Objective: To determine the clinical and biological characteristics of an exceptionally high functioning index person (IP) with schizophrenia in her mid-50s, which may represent compensatory mechanisms, and potentially, avoidance of the accelerated aging typically associated with schizophrenia.
Method: IP, 11 other women with schizophrenia, and 11 non-psychiatric comparison (NC) women were assessed with standard ratings of psychopathology, neurocognitive function, decisional capacity, and functional brain imaging. IP was also compared to a sample of demographically similar NCs (N=45) and persons with schizophrenia (N=42) on a set of blood-based biomarkers of aging related to metabolic function, oxidative stress, and inflammation.
Results: IP's scores on working memory, and levels of brain activation during an affective face matching task in the left fusiform, right lingual, and left precentral gyri, exceeded NCs. IP was similar to NCs in severity of negative symptoms, most neurocognitive functions, decisional capacity, and brain activation in the left inferior occipital gyrus during a selective stopping task. IP's levels on 11 of 14 metabolic and inflammatory biomarkers of aging were better than NCs and the schizophrenia group.
Conclusion: Although speculative, results suggest a possible model in which superior working memory permits a person to be aware of the potentially psychotic nature of a thought or perception, and adjust response accordingly. Compensatory overactivity of brain regions during affective processing may also reflect heightened meta-awareness in emotional situations. Biomarker levels raise the possibility that IP partially avoided the accelerated biological aging associated with schizophrenia.

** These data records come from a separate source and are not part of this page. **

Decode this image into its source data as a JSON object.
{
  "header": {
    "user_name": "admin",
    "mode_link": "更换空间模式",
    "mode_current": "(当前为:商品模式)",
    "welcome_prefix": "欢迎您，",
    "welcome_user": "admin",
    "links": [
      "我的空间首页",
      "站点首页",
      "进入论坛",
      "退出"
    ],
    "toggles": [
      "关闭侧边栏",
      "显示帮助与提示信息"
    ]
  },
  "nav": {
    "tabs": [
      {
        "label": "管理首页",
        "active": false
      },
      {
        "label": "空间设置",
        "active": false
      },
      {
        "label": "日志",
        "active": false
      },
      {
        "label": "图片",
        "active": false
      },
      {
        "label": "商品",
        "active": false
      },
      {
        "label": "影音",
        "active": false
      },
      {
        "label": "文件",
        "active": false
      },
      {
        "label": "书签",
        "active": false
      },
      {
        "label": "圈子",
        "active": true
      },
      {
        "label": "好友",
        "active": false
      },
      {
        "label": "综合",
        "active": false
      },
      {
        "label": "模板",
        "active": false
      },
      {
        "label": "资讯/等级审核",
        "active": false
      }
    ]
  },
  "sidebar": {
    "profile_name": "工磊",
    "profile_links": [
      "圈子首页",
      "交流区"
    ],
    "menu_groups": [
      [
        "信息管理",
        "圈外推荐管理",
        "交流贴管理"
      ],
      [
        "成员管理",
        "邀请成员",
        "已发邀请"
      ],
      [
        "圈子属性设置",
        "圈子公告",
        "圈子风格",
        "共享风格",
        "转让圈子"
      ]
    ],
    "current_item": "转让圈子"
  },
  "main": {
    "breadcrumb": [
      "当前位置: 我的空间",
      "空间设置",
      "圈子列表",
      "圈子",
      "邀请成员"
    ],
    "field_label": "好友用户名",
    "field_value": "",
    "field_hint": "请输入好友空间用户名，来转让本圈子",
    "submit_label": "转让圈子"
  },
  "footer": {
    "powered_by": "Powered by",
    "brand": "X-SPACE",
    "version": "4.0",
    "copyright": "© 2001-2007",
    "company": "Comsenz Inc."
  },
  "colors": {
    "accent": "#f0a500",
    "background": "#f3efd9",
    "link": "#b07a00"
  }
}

Keywords: Aging; Biomarkers; Neurocognition; Psychosis; Working memory; fMRI.
Published by Elsevier B.V.